Buckeye Research Casts Doubt on Value of Knox County’s Solar Deal for Taxpayers

Rea S. Hederman Jr. and Trevor W. Lewis Nov 21, 2023

Frasier Solar has promised Knox County residents that local schools and townships will receive more than a million dollars per year if the county declines to collect property taxes from Frasier’s solar farms. Given the size of the windfall, Knox County is eager to waive Frasier Solar’s property tax bill. However, an analysis by The Buckeye Institute shows that Ohio’s statutory maximum rates for such “payment-in-lieu-of-taxes” (PILOT) deals may well be too low for such a deal to make sense for the county’s taxpayers. Even if PILOT deals did offer a favorable financial return on investment for taxpayers, Buckeye research has shown that state subsidy programs for green energy, such as the PILOT program, are ill-conceived. These subsidies prop up inefficient energy sources that increase electricity prices, make it harder for Ohio manufacturers to compete, and reduce economic growth and opportunity.

Unfortunately, many communities have rushed into PILOT agreements without first determining if the plan fairly compensates them for the land. Ohio’s statutory maximum of $9,000 per megawatt PILOT payment may tilt the scale in favor of some developers by undervaluing some future property tax revenues. 

For example, a Frasier-commissioned report presents a rosy financial picture of its PILOT payments. According to Frasier, by 2064, its PILOT proposal will pay Knox County $5 million more than it would have paid in property taxes over the project period. But to be safe, Knox County should double-check the company’s math and run a net-present value (NPV) cash flow analysis.

NPV estimates help businesses and local governments determine the current value of money that will be received in the future. For Frasier’s 40-year solar project, a NPV estimate is crucial for comparing the value of property taxes paid by the project’s developer and the value of PILOT revenue paid over four decades. Without that calculated comparison, Knox County cannot know whether the plan—the statutory maximum, in this case—fully compensates for the forfeited tax revenue. 

The Buckeye Institute’s NPV analysis shows that the maximum $9,000 per megawatt PILOT payments will never exceed the projected value of the lost property tax revenues, and certainly not by the $5 million that Frasier claims. In fact, when Frasier’s project ends in 2064, the General Assembly’s payment-cap arguably will have shortchanged the county by $2.1 million (corrected from $3.2 million)—not exactly small potatoes for a small rural community. 

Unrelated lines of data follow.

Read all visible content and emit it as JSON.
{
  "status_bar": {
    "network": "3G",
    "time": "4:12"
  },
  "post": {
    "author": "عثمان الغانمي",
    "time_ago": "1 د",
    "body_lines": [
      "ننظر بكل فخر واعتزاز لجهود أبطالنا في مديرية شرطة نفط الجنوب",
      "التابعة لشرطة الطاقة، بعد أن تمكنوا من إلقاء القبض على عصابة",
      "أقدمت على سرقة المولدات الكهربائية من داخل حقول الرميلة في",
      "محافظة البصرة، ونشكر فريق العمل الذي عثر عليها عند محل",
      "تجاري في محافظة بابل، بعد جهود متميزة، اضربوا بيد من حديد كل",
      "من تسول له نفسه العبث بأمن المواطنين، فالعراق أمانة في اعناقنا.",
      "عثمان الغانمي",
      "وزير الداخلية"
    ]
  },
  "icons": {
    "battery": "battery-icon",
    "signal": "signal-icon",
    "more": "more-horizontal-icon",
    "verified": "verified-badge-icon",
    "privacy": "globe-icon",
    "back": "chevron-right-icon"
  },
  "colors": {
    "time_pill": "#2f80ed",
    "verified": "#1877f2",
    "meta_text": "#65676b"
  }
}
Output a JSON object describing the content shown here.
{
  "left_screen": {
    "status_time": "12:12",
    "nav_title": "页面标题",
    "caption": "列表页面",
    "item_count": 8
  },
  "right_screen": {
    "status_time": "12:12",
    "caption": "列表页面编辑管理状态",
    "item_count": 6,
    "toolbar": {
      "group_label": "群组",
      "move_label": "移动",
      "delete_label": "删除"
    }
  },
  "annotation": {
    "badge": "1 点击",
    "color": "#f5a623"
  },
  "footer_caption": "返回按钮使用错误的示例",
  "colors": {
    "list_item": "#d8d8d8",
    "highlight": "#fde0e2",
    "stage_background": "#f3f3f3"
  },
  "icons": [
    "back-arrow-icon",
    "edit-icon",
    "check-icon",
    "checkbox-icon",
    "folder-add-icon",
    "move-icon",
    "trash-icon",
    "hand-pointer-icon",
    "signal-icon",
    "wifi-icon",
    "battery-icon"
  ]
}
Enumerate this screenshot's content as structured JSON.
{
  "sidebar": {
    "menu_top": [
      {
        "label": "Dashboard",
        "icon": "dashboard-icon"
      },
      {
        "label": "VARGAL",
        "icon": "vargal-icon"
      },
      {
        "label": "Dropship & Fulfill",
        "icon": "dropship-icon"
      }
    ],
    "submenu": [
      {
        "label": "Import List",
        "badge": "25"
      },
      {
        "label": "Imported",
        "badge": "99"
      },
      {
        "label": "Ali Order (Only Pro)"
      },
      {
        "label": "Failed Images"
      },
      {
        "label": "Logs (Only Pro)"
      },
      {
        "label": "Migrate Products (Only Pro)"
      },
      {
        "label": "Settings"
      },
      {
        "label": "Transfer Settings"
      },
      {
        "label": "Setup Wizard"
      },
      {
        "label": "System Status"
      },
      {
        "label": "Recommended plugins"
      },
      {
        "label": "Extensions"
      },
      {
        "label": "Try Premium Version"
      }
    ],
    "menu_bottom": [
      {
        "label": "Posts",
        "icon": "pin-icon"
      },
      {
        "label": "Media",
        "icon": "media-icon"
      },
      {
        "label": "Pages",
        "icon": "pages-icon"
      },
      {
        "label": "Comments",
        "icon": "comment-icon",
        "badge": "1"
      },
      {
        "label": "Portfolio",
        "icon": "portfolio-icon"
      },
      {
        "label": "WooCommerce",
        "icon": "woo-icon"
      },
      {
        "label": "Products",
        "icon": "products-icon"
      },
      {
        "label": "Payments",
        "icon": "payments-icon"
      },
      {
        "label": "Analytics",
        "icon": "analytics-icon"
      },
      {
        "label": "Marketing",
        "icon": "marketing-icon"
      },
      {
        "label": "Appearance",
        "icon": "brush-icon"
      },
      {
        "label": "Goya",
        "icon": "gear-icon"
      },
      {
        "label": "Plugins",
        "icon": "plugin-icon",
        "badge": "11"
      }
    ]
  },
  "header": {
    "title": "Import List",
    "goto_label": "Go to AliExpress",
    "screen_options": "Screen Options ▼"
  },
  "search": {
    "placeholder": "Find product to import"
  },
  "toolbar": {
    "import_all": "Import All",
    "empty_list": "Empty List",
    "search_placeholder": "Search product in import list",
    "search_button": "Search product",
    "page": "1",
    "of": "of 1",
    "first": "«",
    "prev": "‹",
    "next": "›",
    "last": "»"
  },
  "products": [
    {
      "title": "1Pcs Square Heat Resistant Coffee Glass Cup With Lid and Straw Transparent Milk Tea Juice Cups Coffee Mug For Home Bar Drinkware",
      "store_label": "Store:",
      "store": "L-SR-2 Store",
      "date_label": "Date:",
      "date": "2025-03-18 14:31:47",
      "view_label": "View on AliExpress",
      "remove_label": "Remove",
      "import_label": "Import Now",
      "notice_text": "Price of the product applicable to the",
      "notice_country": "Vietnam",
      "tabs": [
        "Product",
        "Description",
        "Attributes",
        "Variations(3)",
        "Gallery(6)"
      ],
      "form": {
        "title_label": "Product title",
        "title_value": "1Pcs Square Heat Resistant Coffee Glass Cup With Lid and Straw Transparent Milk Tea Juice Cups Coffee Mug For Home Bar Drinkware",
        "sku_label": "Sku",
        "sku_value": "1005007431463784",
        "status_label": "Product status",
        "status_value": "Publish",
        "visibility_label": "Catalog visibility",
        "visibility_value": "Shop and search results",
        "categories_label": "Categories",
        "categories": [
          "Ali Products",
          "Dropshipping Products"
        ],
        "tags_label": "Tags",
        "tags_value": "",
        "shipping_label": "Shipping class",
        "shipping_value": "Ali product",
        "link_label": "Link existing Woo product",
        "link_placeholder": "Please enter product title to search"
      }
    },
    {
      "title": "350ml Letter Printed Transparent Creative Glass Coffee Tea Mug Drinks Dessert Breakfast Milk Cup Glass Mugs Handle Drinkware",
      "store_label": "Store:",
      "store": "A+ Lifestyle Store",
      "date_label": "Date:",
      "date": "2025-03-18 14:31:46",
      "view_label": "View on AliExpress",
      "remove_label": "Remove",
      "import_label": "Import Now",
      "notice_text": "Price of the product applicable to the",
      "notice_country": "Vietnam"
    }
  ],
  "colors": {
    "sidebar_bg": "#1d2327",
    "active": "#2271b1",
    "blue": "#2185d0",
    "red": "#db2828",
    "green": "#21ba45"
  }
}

As Buckeye’s analysis shows, for an optimal return, Knox County should collect, at minimum, $9,766 (corrected from $10,150) per megawatt PILOT payment to break even with the property tax revenues it would have collected until 2064, when the project ends. The $766 (corrected from $1,150) per megawatt over the state cap would generate an additional $91,920 (corrected from $138,000) per year for county schools and services over the life of the project. But if Frasier goes bankrupt or cuts the project period short, Knox County’s balance sheet stands to suffer, so county officials may want some additional cushion per megawatt to cover that risk—cushion it cannot get under the current cap. 

Knox County taxpayers deserve a fair return on development projects, but the current structure of Ohio’s ill-conceived PILOT program appears all but certain to shortchange them. Knox County officials have the opportunity to send a message and set an example for rural Ohio communities by refusing to lock their constituents into this restrictive, artificially low payment scheme.

Rea S. Hederman Jr. is the vice president of policy at The Buckeye Institute, and Trevor W. Lewis is an economic policy analyst at The Buckeye Institute.